It’s important that there is a good relationship between the family and their family support volunteer because they are involved with them at a very intimate time of their lives, and much care and consideration is given to matching a patient and family with their support person. It’s also important to realise that it’s okay to ask for a different volunteer if things aren’t working out. Because of the careful matching process this doesn’t happen very often, but occasionally it has and that is perfectly okay.
Often families can manage without the support of a family support volunteer on a regular basis but feel secure in the knowledge that they can call on one if they need to.
Our volunteers are fully trained to offer support and encouragement to patients and those who are participating in the care of a person with a terminal illness in their own home. They guarantee complete confidentiality.
By allowing a Hospice Family Support Volunteer to become part of the caring circle in your home as early as possible after the referral to Hospice, a bond is formed between the caregiver, patient and volunteer.
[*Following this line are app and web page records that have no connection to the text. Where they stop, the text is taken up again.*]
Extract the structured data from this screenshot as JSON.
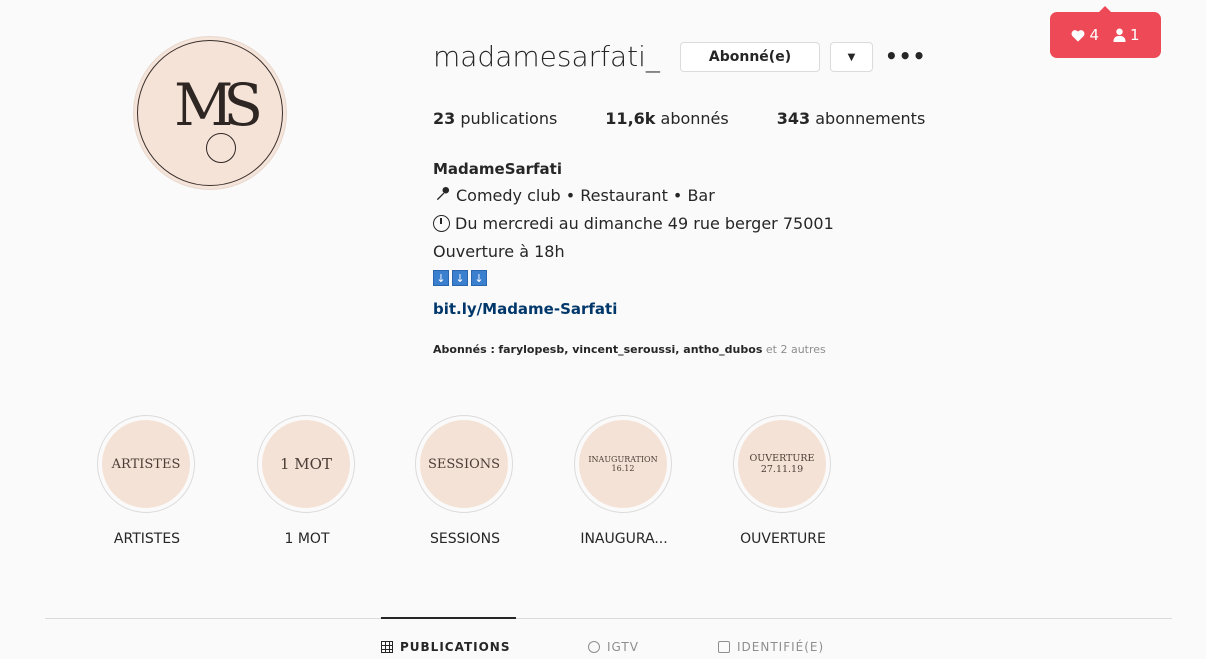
{
  "profile": {
    "username": "madamesarfati_",
    "follow_label": "Abonné(e)",
    "dropdown_glyph": "▼",
    "more_glyph": "•••",
    "avatar_monogram": "MS",
    "stats": {
      "posts_count": "23",
      "posts_label": "publications",
      "followers_count": "11,6k",
      "followers_label": "abonnés",
      "following_count": "343",
      "following_label": "abonnements"
    },
    "bio": {
      "name": "MadameSarfati",
      "line1": "Comedy club • Restaurant • Bar",
      "line1_icon": "microphone-icon",
      "line2": "Du mercredi au dimanche 49 rue berger 75001",
      "line2_icon": "clock-icon",
      "line3": "Ouverture à 18h",
      "arrows": [
        "↓",
        "↓",
        "↓"
      ],
      "link": "bit.ly/Madame-Sarfati"
    },
    "followed_by": {
      "prefix": "Abonnés :",
      "names": "farylopesb, vincent_seroussi, antho_dubos",
      "suffix": "et 2 autres"
    }
  },
  "notification": {
    "likes": "4",
    "follows": "1",
    "color": "#ed4956"
  },
  "highlights": [
    {
      "cover_line1": "ARTISTES",
      "cover_line2": "",
      "label": "ARTISTES"
    },
    {
      "cover_line1": "1 MOT",
      "cover_line2": "",
      "label": "1 MOT"
    },
    {
      "cover_line1": "SESSIONS",
      "cover_line2": "",
      "label": "SESSIONS"
    },
    {
      "cover_line1": "INAUGURATION",
      "cover_line2": "16.12",
      "label": "INAUGURA..."
    },
    {
      "cover_line1": "OUVERTURE",
      "cover_line2": "27.11.19",
      "label": "OUVERTURE"
    }
  ],
  "tabs": [
    {
      "label": "PUBLICATIONS",
      "icon": "grid-icon",
      "active": true
    },
    {
      "label": "IGTV",
      "icon": "igtv-icon",
      "active": false
    },
    {
      "label": "IDENTIFIÉ(E)",
      "icon": "tagged-icon",
      "active": false
    }
  ]
}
Many lasting friendships are formed this way.
Volunteers DO NOT
, at any time, attempt to take the place of family members or friends. They simply offer their emotional support to all those involved.
To a Hospice Family Support Volunteer, being with you is something that they want to do; you are NOT
imposing on their busy timetable.
Volunteers are there for you
- Be a sounding board
- Let you take time out when you need to
- Talk about the things that family and friends may find difficult discussing with you
- Be honest
- Be helpful in a practical way. For example, running errands, collecting prescriptions, or sitting with the patient so that the caregiver can have a well earned and often much needed break
Family support volunteers are:
- Genuine, caring and warm
- Objective and non-judgemental
- Respectful of others' beliefs
- Comfortable talking about effects of illness
- Sensitive and aware
- Dependable and flexible
- Have a sense of humour
Life Review Service
Of the many ways of finding meaning of the experiences that define a life, a life review offers one way to relate memories, express messages and put into words your hopes and dreams. A life story is a treasured gift to family and friends here now as well as for future generations. It brings a sense of accomplishment and acceptance of the events in a persons life.
Over a series of visits, a trained volunteer, allocated as a biographer, will record the story which may include poems, favourite quotes and photographs. The completed story is then bound and given to the patient or family.
For Further Information on these services please contact
Family Support Service
PO Box 517
51 Woodcocks Rd
Ph 425 9535